While couching the argument in terms of inadequate assistance of counsel, petitioner essentially claims that his plea of guilty was not knowingly and voluntarily entered. The trial judge conducted an extensive examination of petitioner prior to asking for his plea to the charge of first-degree murder. The judge established petitioner's understanding of several rights: the right to a public trial by an impartial jury, the right to confront witnesses against him, the right against self-incrimination, the right to be heard and the right to know the nature of the cause against him. The judge informed petitioner of the range of sentences under Burns Ind. Stat. Ann., § 10-3401 (1956 Repl.), life imprisonment or death, and that the state would have the burden of proving petitioner guilty beyond a reasonable doubt. The court read the indictment to petitioner and questioned him as to the facts of the crime. Petitioner indicated that he was satisfied with counsel, understood the proceedings and that he was *335 voluntarily pleading guilty. The record reveals that the guilty plea hearing satisfied the later developed requirements of Boykin v. Alabama, (1969) 395 U.S. 238, 89 S. Ct. 1709, 23 L. Ed. 2d 274, Ind. Code § 35-4.1-1-3 (Burns 1979 Repl.), and Turman v. State, (1979) Ind., 392 N.E.2d 483. The proceeding easily satisfied the law as it existed in 1963. Gates v. State, (1962) 243 Ind. 325, 183 N.E.2d 601; Dearing v. State, (1951) 229 Ind. 131, 95 N.E.2d 832.

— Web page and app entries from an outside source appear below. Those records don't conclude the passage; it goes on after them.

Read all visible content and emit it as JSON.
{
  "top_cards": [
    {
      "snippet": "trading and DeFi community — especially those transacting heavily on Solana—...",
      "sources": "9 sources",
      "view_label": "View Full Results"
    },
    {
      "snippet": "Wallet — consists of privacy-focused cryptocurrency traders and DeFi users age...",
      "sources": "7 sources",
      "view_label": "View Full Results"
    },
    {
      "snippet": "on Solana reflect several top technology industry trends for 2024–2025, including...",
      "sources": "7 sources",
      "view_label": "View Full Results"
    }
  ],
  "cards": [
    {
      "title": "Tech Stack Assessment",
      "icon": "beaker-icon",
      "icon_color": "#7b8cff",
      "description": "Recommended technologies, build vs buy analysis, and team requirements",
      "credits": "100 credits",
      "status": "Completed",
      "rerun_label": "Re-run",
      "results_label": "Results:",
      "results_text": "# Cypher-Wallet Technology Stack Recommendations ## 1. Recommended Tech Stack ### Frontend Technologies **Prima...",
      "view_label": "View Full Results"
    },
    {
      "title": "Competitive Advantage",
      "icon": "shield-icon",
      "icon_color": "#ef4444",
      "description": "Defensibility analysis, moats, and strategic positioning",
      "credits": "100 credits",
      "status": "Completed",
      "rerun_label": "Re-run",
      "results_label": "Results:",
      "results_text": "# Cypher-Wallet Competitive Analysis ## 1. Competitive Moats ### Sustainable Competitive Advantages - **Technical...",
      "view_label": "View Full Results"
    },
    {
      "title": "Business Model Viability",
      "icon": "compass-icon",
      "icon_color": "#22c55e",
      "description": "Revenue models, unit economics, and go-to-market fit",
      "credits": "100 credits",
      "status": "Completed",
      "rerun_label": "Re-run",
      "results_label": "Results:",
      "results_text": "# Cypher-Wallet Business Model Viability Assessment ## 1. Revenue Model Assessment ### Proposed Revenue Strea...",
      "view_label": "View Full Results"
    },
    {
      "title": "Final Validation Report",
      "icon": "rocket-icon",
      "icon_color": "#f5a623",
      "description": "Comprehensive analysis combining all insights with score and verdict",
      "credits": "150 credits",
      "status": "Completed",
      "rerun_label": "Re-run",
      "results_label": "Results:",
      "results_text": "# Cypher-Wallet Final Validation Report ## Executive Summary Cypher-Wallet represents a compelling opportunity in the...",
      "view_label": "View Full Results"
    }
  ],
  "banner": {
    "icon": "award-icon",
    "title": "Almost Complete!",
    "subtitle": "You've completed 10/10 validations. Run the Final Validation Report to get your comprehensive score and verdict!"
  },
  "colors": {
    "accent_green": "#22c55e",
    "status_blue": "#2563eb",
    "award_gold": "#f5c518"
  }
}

Petitioner claims that he was unaware of one consequence of his plea, the judge's order that petitioner never be considered for parole. The record reveals that petitioner's attorneys were advised that the prosecutor would resist any efforts by petitioner to obtain parole. However, this issue is moot because the language regarding parole has been ordered vacated and deleted from petitioner's commitment order. Correction authorities were notified of this order and, therefore, petitioner will not be affected by the original commitment order's language regarding parole.
For the foregoing reasons there was no trial court error and the judgment of the trial court should be affirmed.
GIVAN, C.J., and DeBRULER, PRENTICE and PIVARNIK, JJ., concur.